Amphibians and Reptiles in Human Areas of Settlement

Requirements and Situation of Amphibian and Reptilian Populations in Human Settlement Areas of Southern Styria (Austria)

Amphibians and reptiles are amongst the most endangered organisms. Apart from global factors, such as climate change and disease, the loss of habitat is the deciding factor at a local level. In our region it is particularly important that several species have similar spatial requirements to humans and prefer thermally favourable valley settings with open vegetation. Most of these spaces were already lost during the last century through building, drainage and intensive farming.
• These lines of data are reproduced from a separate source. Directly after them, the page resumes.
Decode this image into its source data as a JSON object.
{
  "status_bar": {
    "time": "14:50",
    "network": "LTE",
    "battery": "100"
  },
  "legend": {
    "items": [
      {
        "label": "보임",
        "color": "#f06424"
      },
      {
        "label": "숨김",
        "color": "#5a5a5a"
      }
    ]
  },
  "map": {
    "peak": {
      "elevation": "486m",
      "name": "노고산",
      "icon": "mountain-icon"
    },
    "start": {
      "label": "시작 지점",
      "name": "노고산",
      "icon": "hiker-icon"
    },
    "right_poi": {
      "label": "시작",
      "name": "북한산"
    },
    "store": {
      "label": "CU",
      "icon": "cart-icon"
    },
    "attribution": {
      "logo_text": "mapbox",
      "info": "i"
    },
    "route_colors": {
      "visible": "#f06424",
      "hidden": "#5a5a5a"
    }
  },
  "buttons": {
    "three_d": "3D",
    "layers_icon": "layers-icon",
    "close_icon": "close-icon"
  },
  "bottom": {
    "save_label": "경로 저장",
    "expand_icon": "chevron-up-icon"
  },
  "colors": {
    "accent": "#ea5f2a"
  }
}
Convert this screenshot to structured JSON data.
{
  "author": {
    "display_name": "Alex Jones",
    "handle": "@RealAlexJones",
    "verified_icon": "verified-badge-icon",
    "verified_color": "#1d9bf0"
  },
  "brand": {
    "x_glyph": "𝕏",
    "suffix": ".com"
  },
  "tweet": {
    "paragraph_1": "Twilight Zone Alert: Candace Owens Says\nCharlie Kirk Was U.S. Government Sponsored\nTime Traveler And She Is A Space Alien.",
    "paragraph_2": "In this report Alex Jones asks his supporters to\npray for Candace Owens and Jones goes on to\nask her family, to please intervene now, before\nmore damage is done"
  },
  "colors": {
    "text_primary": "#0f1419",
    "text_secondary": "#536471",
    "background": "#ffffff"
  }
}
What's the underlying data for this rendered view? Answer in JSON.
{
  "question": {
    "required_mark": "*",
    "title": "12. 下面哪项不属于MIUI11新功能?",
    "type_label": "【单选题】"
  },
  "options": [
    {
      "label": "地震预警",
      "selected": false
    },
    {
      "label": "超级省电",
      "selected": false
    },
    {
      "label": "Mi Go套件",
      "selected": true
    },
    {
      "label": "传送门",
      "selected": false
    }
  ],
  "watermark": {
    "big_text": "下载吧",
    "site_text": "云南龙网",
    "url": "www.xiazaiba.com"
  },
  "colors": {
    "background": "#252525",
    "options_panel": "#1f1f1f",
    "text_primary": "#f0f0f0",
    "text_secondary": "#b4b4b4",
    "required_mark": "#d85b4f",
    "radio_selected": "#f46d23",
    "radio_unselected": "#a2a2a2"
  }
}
In human settlements with sufficient green space, important alternative ways of survival are developed through the creation of small freshwater areas (e.g. ponds) and dry areas (stone piles, dry meadows, hedges). In some areas these are, apart from locations determined by industrial plants such as quarries, the last refugial spaces. However, knowledge of the occurrence of amphibians and reptiles in human settlements is very limited. This is mainly due to the limited accessibility of gardens, which can only be mapped by involving the public. Moreover, data are lacking, documenting the effect off massive anthropological interventions in the natural succession, particularly in small freshwater bodies and their amphibian fauna. The knowledge of reptile populations in human settlements is even more limited.

In this research project, students undertook a stock-taking in the gardens of their own family environment under scientific guidance. From a scientific point of view this had the advantage of making accessible otherwise inaccessible areas, and that information on the ‘history’ and anthropogenic influenced such as design and management could be recorded. The cooperating schools were located in suburban zones, where there was a large proportion of green area, or in rural regions with a large catchment area. This was expected to significantly widen the knowledge base of the population (situation) of endangered amphibian and reptile species in anthropogenic settlement areas in Southern Styria. Students gained insight into scientific methods and learnt to apply modern scientific research methodology.

This project has been completed.